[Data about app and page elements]

# # #

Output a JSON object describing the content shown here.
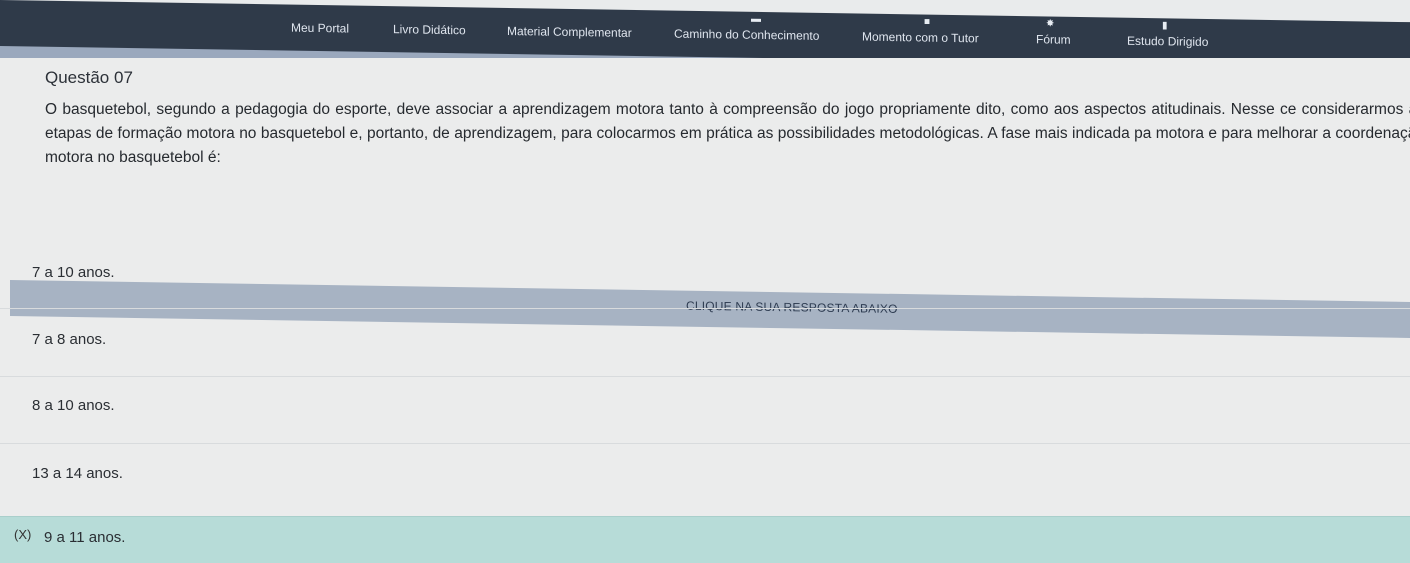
{
  "nav": {
    "items": [
      {
        "label": "Meu Portal",
        "icon": "home-icon"
      },
      {
        "label": "Livro Didático",
        "icon": "book-icon"
      },
      {
        "label": "Material Complementar",
        "icon": "folder-icon"
      },
      {
        "label": "Caminho do Conhecimento",
        "icon": "path-icon"
      },
      {
        "label": "Momento com o Tutor",
        "icon": "video-icon"
      },
      {
        "label": "Fórum",
        "icon": "users-icon"
      },
      {
        "label": "Estudo Dirigido",
        "icon": "document-icon"
      }
    ]
  },
  "question": {
    "title": "Questão 07",
    "text": "O basquetebol, segundo a pedagogia do esporte, deve associar a aprendizagem motora tanto à compreensão do jogo propriamente dito, como aos aspectos atitudinais. Nesse ce considerarmos as etapas de formação motora no basquetebol e, portanto, de aprendizagem, para colocarmos em prática as possibilidades metodológicas. A fase mais indicada pa motora e para melhorar a coordenação motora no basquetebol é:"
  },
  "answers": {
    "header": "CLIQUE NA SUA RESPOSTA ABAIXO",
    "options": [
      {
        "label": "7 a 10 anos.",
        "mark": ""
      },
      {
        "label": "7 a 8 anos.",
        "mark": ""
      },
      {
        "label": "8 a 10 anos.",
        "mark": ""
      },
      {
        "label": "13 a 14 anos.",
        "mark": ""
      },
      {
        "label": "9 a 11 anos.",
        "mark": "(X)"
      }
    ],
    "selected_index": 4
  },
  "colors": {
    "nav_bg": "#2f3a49",
    "header_bar": "#a7b3c3",
    "selected_bg": "#b7dcd8"
  }
}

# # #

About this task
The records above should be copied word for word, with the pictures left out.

Solution for this exercise
Output a JSON object describing the content shown here.
{
  "nav": {
    "items": [
      {
        "label": "Meu Portal",
        "icon": "home-icon"
      },
      {
        "label": "Livro Didático",
        "icon": "book-icon"
      },
      {
        "label": "Material Complementar",
        "icon": "folder-icon"
      },
      {
        "label": "Caminho do Conhecimento",
        "icon": "path-icon"
      },
      {
        "label": "Momento com o Tutor",
        "icon": "video-icon"
      },
      {
        "label": "Fórum",
        "icon": "users-icon"
      },
      {
        "label": "Estudo Dirigido",
        "icon": "document-icon"
      }
    ]
  },
  "question": {
    "title": "Questão 07",
    "text": "O basquetebol, segundo a pedagogia do esporte, deve associar a aprendizagem motora tanto à compreensão do jogo propriamente dito, como aos aspectos atitudinais. Nesse ce considerarmos as etapas de formação motora no basquetebol e, portanto, de aprendizagem, para colocarmos em prática as possibilidades metodológicas. A fase mais indicada pa motora e para melhorar a coordenação motora no basquetebol é:"
  },
  "answers": {
    "header": "CLIQUE NA SUA RESPOSTA ABAIXO",
    "options": [
      {
        "label": "7 a 10 anos.",
        "mark": ""
      },
      {
        "label": "7 a 8 anos.",
        "mark": ""
      },
      {
        "label": "8 a 10 anos.",
        "mark": ""
      },
      {
        "label": "13 a 14 anos.",
        "mark": ""
      },
      {
        "label": "9 a 11 anos.",
        "mark": "(X)"
      }
    ],
    "selected_index": 4
  },
  "colors": {
    "nav_bg": "#2f3a49",
    "header_bar": "#a7b3c3",
    "selected_bg": "#b7dcd8"
  }
}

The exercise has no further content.